WORK INSTRUCTIONS: The whole answer is the data below, retyped exactly.

__________

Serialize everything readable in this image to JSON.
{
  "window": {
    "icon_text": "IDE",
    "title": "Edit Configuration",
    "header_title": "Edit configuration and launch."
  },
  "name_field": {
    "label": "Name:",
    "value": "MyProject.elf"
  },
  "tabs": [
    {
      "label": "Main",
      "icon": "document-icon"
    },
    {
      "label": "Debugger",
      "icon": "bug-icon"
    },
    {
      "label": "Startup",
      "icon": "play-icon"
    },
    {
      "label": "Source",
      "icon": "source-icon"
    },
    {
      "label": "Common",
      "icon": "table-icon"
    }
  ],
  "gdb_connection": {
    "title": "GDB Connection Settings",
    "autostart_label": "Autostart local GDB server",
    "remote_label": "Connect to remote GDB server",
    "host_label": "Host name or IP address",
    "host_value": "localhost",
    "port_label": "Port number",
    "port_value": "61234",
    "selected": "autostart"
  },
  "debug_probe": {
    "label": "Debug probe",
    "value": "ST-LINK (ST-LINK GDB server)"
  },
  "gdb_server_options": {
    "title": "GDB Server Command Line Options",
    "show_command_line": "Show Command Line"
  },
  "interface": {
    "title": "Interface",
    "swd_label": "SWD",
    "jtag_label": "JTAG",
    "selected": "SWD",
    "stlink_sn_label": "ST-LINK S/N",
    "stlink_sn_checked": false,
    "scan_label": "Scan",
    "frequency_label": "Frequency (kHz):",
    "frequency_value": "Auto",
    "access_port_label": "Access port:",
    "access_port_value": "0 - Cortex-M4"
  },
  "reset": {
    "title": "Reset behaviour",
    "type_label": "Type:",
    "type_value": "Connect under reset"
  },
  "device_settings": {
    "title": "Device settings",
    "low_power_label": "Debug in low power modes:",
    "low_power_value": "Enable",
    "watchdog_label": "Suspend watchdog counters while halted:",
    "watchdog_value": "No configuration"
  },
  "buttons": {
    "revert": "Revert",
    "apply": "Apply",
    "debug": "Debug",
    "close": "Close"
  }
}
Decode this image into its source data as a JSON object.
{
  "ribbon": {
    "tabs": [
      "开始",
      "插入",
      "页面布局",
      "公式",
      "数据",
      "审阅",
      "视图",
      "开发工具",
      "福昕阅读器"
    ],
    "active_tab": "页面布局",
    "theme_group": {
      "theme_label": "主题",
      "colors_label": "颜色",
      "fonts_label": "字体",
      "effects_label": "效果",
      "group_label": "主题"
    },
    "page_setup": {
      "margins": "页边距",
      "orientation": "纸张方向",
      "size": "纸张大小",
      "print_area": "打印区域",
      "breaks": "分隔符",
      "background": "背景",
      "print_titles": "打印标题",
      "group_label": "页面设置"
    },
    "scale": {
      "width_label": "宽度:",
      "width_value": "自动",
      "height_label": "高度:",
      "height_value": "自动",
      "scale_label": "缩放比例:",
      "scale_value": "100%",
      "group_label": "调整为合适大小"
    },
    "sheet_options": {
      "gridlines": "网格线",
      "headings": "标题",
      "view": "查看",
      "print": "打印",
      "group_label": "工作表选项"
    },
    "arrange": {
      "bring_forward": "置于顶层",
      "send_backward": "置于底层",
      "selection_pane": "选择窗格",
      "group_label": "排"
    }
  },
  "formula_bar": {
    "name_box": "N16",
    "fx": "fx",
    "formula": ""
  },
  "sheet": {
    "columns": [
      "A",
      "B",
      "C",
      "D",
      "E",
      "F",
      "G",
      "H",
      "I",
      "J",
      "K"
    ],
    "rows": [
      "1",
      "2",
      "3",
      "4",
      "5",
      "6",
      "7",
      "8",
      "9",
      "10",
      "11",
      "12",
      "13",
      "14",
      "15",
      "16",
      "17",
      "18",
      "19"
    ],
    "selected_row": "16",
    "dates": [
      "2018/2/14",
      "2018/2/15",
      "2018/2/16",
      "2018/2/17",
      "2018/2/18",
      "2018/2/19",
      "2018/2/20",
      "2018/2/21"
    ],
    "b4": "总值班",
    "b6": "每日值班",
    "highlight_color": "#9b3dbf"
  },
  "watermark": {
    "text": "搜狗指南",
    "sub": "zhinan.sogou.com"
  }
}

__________

SOLUTION:
Serialize everything readable in this image to JSON.
{
  "window": {
    "icon_text": "IDE",
    "title": "Edit Configuration",
    "header_title": "Edit configuration and launch."
  },
  "name_field": {
    "label": "Name:",
    "value": "MyProject.elf"
  },
  "tabs": [
    {
      "label": "Main",
      "icon": "document-icon"
    },
    {
      "label": "Debugger",
      "icon": "bug-icon"
    },
    {
      "label": "Startup",
      "icon": "play-icon"
    },
    {
      "label": "Source",
      "icon": "source-icon"
    },
    {
      "label": "Common",
      "icon": "table-icon"
    }
  ],
  "gdb_connection": {
    "title": "GDB Connection Settings",
    "autostart_label": "Autostart local GDB server",
    "remote_label": "Connect to remote GDB server",
    "host_label": "Host name or IP address",
    "host_value": "localhost",
    "port_label": "Port number",
    "port_value": "61234",
    "selected": "autostart"
  },
  "debug_probe": {
    "label": "Debug probe",
    "value": "ST-LINK (ST-LINK GDB server)"
  },
  "gdb_server_options": {
    "title": "GDB Server Command Line Options",
    "show_command_line": "Show Command Line"
  },
  "interface": {
    "title": "Interface",
    "swd_label": "SWD",
    "jtag_label": "JTAG",
    "selected": "SWD",
    "stlink_sn_label": "ST-LINK S/N",
    "stlink_sn_checked": false,
    "scan_label": "Scan",
    "frequency_label": "Frequency (kHz):",
    "frequency_value": "Auto",
    "access_port_label": "Access port:",
    "access_port_value": "0 - Cortex-M4"
  },
  "reset": {
    "title": "Reset behaviour",
    "type_label": "Type:",
    "type_value": "Connect under reset"
  },
  "device_settings": {
    "title": "Device settings",
    "low_power_label": "Debug in low power modes:",
    "low_power_value": "Enable",
    "watchdog_label": "Suspend watchdog counters while halted:",
    "watchdog_value": "No configuration"
  },
  "buttons": {
    "revert": "Revert",
    "apply": "Apply",
    "debug": "Debug",
    "close": "Close"
  }
}
Decode this image into its source data as a JSON object.
{
  "ribbon": {
    "tabs": [
      "开始",
      "插入",
      "页面布局",
      "公式",
      "数据",
      "审阅",
      "视图",
      "开发工具",
      "福昕阅读器"
    ],
    "active_tab": "页面布局",
    "theme_group": {
      "theme_label": "主题",
      "colors_label": "颜色",
      "fonts_label": "字体",
      "effects_label": "效果",
      "group_label": "主题"
    },
    "page_setup": {
      "margins": "页边距",
      "orientation": "纸张方向",
      "size": "纸张大小",
      "print_area": "打印区域",
      "breaks": "分隔符",
      "background": "背景",
      "print_titles": "打印标题",
      "group_label": "页面设置"
    },
    "scale": {
      "width_label": "宽度:",
      "width_value": "自动",
      "height_label": "高度:",
      "height_value": "自动",
      "scale_label": "缩放比例:",
      "scale_value": "100%",
      "group_label": "调整为合适大小"
    },
    "sheet_options": {
      "gridlines": "网格线",
      "headings": "标题",
      "view": "查看",
      "print": "打印",
      "group_label": "工作表选项"
    },
    "arrange": {
      "bring_forward": "置于顶层",
      "send_backward": "置于底层",
      "selection_pane": "选择窗格",
      "group_label": "排"
    }
  },
  "formula_bar": {
    "name_box": "N16",
    "fx": "fx",
    "formula": ""
  },
  "sheet": {
    "columns": [
      "A",
      "B",
      "C",
      "D",
      "E",
      "F",
      "G",
      "H",
      "I",
      "J",
      "K"
    ],
    "rows": [
      "1",
      "2",
      "3",
      "4",
      "5",
      "6",
      "7",
      "8",
      "9",
      "10",
      "11",
      "12",
      "13",
      "14",
      "15",
      "16",
      "17",
      "18",
      "19"
    ],
    "selected_row": "16",
    "dates": [
      "2018/2/14",
      "2018/2/15",
      "2018/2/16",
      "2018/2/17",
      "2018/2/18",
      "2018/2/19",
      "2018/2/20",
      "2018/2/21"
    ],
    "b4": "总值班",
    "b6": "每日值班",
    "highlight_color": "#9b3dbf"
  },
  "watermark": {
    "text": "搜狗指南",
    "sub": "zhinan.sogou.com"
  }
}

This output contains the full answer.